Blood gets everywhere — walls, chairs, on anyone who gets too close — and people, people you don't know, people who shouldn't have opinions but do, because they always do, spit in disgust, "My God, put that away. Nobody needs to see that."
So you lift your heart to your sleeve, where that sweet scientific thing — gravity, somebody called it — runs it dry. But not before rivers (maybe they are more like streams, creeks even, running north to south and never north again) drip, drip, drip down your arm. Your left. And as it weaves down, down, around your elbow, it circles again, again, around that finger, that now plain finger, where a ring once perched.
But did it? Maybe that was a dream too. Maybe your contacts are dry or your watch is dead; you can't tell time anymore and your eyes, so red.
Again the people — stop talking, all of you! — assure you you must put that away. They call you "darling" and rub the arm not crusted in blood.
So you put your heart back in its cage, behind a fanning of ribs. It only has tiny peeks of sunlight, between the third and fourth rib, mostly.
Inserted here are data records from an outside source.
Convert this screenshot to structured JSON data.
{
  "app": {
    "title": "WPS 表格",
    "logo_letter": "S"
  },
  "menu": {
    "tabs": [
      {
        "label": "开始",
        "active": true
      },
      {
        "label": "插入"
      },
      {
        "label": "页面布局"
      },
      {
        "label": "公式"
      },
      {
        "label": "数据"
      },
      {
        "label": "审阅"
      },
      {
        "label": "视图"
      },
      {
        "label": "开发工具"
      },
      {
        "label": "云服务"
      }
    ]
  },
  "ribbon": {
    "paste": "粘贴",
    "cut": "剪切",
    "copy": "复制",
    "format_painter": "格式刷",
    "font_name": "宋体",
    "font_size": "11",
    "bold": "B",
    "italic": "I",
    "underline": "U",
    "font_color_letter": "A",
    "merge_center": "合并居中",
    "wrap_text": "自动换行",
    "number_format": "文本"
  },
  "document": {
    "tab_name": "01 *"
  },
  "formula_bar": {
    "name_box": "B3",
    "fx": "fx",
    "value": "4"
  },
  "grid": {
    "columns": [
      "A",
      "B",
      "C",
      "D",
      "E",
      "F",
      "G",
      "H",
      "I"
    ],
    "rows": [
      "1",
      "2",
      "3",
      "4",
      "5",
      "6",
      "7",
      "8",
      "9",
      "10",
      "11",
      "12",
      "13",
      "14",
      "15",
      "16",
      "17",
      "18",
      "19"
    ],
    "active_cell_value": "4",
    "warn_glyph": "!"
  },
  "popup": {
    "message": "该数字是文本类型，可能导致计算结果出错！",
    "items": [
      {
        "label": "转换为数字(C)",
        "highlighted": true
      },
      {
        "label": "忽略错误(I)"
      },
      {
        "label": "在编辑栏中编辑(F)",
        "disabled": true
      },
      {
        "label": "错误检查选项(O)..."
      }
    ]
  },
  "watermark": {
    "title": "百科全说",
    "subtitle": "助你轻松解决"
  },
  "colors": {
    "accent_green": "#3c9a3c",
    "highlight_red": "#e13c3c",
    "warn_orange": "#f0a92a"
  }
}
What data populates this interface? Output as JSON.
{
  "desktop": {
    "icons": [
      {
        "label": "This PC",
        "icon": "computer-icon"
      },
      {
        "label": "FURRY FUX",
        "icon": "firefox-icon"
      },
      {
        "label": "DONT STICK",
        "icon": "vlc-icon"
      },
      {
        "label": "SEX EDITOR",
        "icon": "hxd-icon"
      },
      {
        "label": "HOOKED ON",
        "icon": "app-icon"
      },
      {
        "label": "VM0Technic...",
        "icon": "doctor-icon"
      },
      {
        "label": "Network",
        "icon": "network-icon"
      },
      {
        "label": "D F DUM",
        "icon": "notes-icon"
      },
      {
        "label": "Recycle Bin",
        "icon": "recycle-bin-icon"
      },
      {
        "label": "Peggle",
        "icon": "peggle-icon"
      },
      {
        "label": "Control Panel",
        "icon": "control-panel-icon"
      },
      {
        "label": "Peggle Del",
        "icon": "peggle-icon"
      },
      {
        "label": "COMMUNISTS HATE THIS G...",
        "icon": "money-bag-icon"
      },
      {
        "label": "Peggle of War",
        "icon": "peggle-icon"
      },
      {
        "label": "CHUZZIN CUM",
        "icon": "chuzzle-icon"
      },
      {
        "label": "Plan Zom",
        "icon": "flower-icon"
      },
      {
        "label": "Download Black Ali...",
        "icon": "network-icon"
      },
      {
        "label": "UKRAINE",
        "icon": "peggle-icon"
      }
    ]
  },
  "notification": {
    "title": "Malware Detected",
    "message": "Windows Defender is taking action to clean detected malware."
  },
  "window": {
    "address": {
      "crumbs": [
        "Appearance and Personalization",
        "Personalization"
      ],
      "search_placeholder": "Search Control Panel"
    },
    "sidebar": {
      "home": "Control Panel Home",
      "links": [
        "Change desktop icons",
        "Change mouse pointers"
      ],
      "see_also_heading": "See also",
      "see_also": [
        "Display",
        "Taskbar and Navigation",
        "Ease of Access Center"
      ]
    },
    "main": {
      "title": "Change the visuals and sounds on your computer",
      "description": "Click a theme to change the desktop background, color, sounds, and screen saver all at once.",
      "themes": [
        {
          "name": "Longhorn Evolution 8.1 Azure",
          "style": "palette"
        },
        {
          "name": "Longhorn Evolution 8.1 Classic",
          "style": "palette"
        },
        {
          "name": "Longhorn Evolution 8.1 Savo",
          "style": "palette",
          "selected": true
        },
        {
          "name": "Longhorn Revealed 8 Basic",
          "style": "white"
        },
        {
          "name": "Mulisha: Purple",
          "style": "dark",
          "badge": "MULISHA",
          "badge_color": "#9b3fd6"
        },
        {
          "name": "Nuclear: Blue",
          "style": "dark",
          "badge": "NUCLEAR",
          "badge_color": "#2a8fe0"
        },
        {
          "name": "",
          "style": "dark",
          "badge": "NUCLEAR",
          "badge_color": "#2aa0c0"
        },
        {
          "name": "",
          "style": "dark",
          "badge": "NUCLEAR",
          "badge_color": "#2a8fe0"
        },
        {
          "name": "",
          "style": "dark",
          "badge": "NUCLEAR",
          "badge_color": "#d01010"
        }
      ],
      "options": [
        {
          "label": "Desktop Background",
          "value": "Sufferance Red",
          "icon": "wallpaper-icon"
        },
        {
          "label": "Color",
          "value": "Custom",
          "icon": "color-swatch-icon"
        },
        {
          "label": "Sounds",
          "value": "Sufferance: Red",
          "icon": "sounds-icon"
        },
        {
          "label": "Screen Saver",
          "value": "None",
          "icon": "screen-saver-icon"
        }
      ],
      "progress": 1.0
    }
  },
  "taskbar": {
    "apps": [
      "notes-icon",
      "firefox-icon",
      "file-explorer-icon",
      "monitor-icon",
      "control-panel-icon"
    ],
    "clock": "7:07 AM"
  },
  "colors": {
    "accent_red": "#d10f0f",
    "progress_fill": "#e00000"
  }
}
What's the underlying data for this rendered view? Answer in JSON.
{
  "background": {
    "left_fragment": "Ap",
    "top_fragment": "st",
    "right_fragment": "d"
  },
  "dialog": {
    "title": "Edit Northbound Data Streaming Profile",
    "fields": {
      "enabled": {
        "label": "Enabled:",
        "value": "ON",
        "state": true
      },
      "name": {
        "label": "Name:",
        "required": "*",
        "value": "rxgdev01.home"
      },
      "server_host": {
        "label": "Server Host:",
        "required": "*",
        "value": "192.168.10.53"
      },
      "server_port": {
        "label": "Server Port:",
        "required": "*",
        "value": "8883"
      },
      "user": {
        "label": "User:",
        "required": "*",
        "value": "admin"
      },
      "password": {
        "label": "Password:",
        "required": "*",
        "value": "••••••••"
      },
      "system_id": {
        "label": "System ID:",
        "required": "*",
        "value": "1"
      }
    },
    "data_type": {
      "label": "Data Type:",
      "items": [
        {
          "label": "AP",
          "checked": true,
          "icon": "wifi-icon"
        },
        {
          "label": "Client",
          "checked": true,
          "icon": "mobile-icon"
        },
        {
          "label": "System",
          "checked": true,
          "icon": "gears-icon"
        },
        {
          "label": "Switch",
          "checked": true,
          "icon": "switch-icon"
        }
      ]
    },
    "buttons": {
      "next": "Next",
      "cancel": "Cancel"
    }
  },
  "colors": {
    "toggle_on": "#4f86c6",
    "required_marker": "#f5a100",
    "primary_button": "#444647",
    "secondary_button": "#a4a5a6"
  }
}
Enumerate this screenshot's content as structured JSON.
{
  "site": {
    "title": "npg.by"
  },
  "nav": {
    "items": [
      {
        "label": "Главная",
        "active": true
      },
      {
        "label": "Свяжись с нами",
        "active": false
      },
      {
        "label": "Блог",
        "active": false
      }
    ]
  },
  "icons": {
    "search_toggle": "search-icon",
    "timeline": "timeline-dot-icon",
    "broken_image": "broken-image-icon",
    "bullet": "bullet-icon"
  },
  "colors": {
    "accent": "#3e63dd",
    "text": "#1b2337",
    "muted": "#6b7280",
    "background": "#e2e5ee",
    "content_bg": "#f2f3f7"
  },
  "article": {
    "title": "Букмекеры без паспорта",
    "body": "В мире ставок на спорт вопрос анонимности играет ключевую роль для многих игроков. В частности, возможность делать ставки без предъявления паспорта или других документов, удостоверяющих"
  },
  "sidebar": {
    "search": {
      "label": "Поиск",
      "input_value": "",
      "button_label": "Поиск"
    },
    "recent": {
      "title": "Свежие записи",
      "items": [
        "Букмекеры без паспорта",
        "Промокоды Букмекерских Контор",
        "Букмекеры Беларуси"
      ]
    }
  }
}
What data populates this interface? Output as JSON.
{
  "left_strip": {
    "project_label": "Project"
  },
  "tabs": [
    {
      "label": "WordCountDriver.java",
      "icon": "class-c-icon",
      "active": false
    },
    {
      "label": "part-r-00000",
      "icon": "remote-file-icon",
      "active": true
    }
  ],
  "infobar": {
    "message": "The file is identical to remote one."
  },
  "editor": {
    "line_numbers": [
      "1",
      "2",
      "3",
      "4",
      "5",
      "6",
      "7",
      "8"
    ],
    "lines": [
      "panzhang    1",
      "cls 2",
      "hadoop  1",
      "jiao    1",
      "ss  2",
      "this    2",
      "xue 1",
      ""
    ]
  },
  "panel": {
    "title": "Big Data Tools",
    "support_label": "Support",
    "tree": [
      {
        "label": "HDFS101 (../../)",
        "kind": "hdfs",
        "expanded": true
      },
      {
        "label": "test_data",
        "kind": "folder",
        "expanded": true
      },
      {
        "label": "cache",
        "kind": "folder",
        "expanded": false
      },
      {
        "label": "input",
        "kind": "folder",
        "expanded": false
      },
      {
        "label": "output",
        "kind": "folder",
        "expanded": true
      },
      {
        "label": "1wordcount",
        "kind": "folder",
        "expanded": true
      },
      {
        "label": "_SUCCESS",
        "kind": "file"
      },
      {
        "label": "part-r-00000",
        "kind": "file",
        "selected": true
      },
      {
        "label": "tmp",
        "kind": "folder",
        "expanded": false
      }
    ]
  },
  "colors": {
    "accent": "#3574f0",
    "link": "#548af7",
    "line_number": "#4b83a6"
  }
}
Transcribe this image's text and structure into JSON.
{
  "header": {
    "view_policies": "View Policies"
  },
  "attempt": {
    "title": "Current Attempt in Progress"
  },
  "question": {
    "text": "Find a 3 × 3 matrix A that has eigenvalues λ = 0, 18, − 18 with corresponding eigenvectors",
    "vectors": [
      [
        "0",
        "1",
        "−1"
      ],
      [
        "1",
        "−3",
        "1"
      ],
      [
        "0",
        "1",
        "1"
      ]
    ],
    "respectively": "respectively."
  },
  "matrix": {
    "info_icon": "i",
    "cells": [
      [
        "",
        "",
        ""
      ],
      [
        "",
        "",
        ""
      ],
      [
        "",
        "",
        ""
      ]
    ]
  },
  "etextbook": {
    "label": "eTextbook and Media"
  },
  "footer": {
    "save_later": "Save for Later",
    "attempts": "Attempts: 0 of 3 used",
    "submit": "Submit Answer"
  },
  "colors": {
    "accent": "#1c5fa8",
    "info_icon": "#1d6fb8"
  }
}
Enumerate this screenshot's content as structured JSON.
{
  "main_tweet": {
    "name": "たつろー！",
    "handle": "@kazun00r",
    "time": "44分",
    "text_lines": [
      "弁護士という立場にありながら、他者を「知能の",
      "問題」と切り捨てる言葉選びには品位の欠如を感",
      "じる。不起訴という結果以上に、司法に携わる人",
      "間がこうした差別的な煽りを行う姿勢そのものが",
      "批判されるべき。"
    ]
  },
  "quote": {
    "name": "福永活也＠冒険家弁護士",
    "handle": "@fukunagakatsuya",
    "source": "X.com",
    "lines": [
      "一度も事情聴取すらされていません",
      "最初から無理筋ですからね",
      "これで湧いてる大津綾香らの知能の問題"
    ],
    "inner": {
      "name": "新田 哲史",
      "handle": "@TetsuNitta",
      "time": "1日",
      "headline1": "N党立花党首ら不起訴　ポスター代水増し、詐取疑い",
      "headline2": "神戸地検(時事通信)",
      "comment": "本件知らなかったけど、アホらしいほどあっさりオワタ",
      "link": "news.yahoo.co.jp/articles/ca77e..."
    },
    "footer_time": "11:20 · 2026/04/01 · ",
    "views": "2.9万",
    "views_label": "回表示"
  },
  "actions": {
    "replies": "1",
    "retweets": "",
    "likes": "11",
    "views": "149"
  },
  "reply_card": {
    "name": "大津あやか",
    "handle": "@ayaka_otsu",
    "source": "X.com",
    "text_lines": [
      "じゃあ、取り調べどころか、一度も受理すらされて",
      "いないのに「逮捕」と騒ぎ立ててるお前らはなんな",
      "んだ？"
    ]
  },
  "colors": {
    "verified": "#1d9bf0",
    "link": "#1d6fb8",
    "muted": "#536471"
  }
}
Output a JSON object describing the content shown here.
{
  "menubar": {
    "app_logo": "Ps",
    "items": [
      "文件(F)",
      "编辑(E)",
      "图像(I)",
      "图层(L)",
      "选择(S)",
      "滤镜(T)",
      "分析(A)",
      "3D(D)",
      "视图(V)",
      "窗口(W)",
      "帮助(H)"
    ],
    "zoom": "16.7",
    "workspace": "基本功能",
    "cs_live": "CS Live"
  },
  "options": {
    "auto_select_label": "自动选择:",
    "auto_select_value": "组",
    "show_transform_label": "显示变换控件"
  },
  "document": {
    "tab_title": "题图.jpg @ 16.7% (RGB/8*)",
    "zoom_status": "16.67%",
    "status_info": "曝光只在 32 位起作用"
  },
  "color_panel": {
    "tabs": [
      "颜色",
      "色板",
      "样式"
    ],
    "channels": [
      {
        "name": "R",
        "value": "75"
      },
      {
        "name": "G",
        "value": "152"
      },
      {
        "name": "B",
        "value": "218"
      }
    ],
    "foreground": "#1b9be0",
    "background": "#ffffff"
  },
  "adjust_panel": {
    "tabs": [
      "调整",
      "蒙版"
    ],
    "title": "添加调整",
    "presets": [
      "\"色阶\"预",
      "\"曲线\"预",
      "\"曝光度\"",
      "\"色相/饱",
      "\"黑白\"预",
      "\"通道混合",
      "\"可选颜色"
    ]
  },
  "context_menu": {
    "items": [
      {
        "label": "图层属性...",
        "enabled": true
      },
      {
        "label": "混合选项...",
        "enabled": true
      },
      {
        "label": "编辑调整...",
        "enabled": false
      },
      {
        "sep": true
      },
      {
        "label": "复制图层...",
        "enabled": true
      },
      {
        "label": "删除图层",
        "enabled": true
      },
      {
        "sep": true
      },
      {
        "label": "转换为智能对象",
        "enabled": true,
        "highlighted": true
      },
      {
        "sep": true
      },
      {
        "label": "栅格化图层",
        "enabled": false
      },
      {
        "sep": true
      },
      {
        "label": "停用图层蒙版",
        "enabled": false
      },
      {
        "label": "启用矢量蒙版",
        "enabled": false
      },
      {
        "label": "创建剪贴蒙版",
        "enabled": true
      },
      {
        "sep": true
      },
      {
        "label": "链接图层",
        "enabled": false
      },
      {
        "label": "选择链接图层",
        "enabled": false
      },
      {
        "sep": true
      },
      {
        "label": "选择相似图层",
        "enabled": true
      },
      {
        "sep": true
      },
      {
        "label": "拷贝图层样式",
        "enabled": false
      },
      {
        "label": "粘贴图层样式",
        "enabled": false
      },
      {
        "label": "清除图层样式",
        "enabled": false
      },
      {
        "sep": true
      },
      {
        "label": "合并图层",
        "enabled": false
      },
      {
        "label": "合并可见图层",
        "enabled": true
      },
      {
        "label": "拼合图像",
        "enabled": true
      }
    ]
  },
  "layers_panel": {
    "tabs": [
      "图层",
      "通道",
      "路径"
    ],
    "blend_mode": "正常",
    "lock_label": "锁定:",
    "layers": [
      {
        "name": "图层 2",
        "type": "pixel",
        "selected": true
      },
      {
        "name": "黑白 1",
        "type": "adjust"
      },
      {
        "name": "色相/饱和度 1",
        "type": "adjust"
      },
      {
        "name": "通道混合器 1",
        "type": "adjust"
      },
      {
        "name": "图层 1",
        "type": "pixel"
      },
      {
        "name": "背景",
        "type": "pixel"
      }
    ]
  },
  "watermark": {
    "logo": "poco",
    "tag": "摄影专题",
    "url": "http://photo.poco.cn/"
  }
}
There it will sit, contained, seeking the sun whenever possible. Something about vitamin D, you've heard.